IMG_20140320_165351_511It wasn’t hard to pick something – this quote had been cornering me all week.

“By honoring this common life, nurturing it, carrying it steadily in mind, we might renew our households and neighborhoods and cities, and in so doing, might redeem ourselves from the bleakness of private lives spent in frenzied pursuit of sensation and wealth.”

It’s a beautiful quote by Scott Russell Sanders, but strangely enough, what struck me most was how common can mean different things.

I know what Sanders was getting at was common, as in what we share. But I couldn’t help thinking about it the other way. Common as in ordinary.

Life at home with little ones is fraught with ordinary. It’s about repetition and routine. It’s cheerios for breakfast twice a week, and copious amounts of yogurt.
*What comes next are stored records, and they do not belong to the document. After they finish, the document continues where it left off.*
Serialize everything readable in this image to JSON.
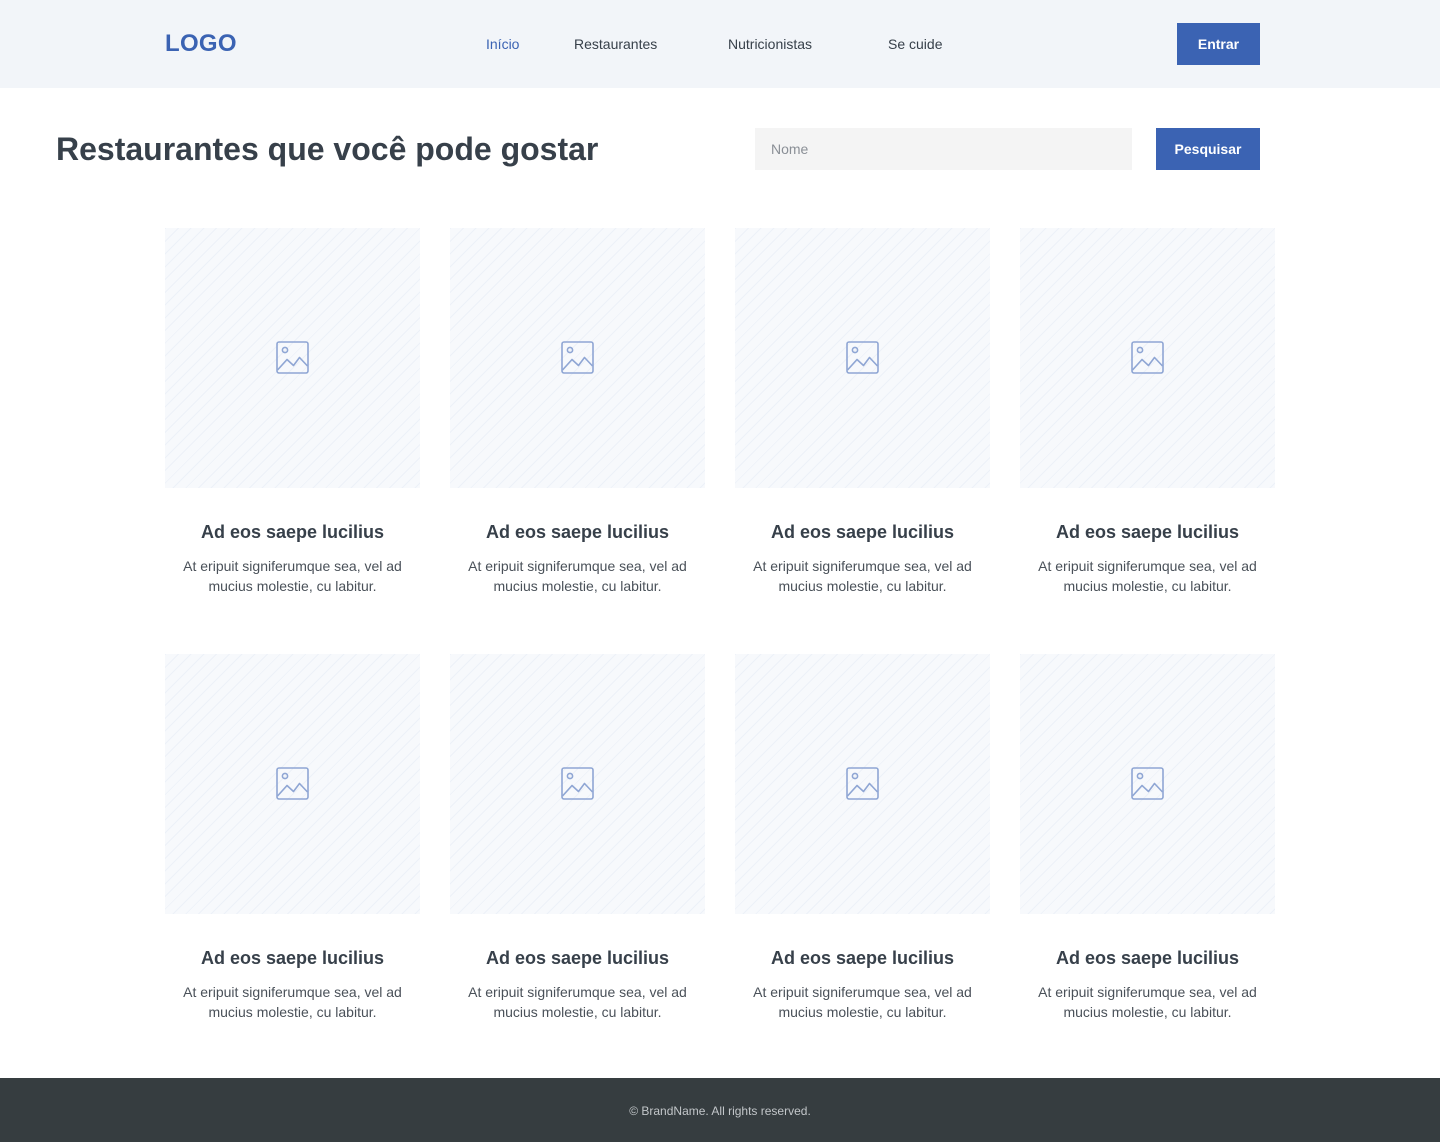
{
  "header": {
    "logo": "LOGO",
    "nav": [
      {
        "label": "Início",
        "active": true
      },
      {
        "label": "Restaurantes",
        "active": false
      },
      {
        "label": "Nutricionistas",
        "active": false
      },
      {
        "label": "Se cuide",
        "active": false
      }
    ],
    "login_label": "Entrar"
  },
  "main": {
    "title": "Restaurantes que você pode gostar",
    "search": {
      "placeholder": "Nome",
      "value": ""
    },
    "search_button_label": "Pesquisar"
  },
  "cards": [
    {
      "title": "Ad eos saepe lucilius",
      "description": "At eripuit signiferumque sea, vel ad mucius molestie, cu labitur.",
      "image_icon": "image-icon"
    },
    {
      "title": "Ad eos saepe lucilius",
      "description": "At eripuit signiferumque sea, vel ad mucius molestie, cu labitur.",
      "image_icon": "image-icon"
    },
    {
      "title": "Ad eos saepe lucilius",
      "description": "At eripuit signiferumque sea, vel ad mucius molestie, cu labitur.",
      "image_icon": "image-icon"
    },
    {
      "title": "Ad eos saepe lucilius",
      "description": "At eripuit signiferumque sea, vel ad mucius molestie, cu labitur.",
      "image_icon": "image-icon"
    },
    {
      "title": "Ad eos saepe lucilius",
      "description": "At eripuit signiferumque sea, vel ad mucius molestie, cu labitur.",
      "image_icon": "image-icon"
    },
    {
      "title": "Ad eos saepe lucilius",
      "description": "At eripuit signiferumque sea, vel ad mucius molestie, cu labitur.",
      "image_icon": "image-icon"
    },
    {
      "title": "Ad eos saepe lucilius",
      "description": "At eripuit signiferumque sea, vel ad mucius molestie, cu labitur.",
      "image_icon": "image-icon"
    },
    {
      "title": "Ad eos saepe lucilius",
      "description": "At eripuit signiferumque sea, vel ad mucius molestie, cu labitur.",
      "image_icon": "image-icon"
    }
  ],
  "footer": {
    "text": "© BrandName. All rights reserved."
  },
  "colors": {
    "accent": "#3b63b3",
    "header_bg": "#f2f5f9",
    "footer_bg": "#363d40",
    "text": "#37404a",
    "input_bg": "#f4f4f4"
  }
}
This Lent season, it’s me praying while I nurse in the blue black dawn of the morning. It’s pushing down anger with something heavy enough to sit in its place. But I’m still having a hard time finding an elephant big enough for every job.

My anger is common. But I want to take it out of the ordinary equation.

I want to carry its battle steadily in mind in order to find spiritual renewal. Renewal for those within my house, and those outside of it.  Renewal for my actions, renewal for my mind.

Attacking my common, ordinary anger will redeem my ability to live a common, shared life. And suddenly, it’s clear. This too is a version of the cross – dying to self, living in community with a great cloud of witnesses.

This is Jesus making a way.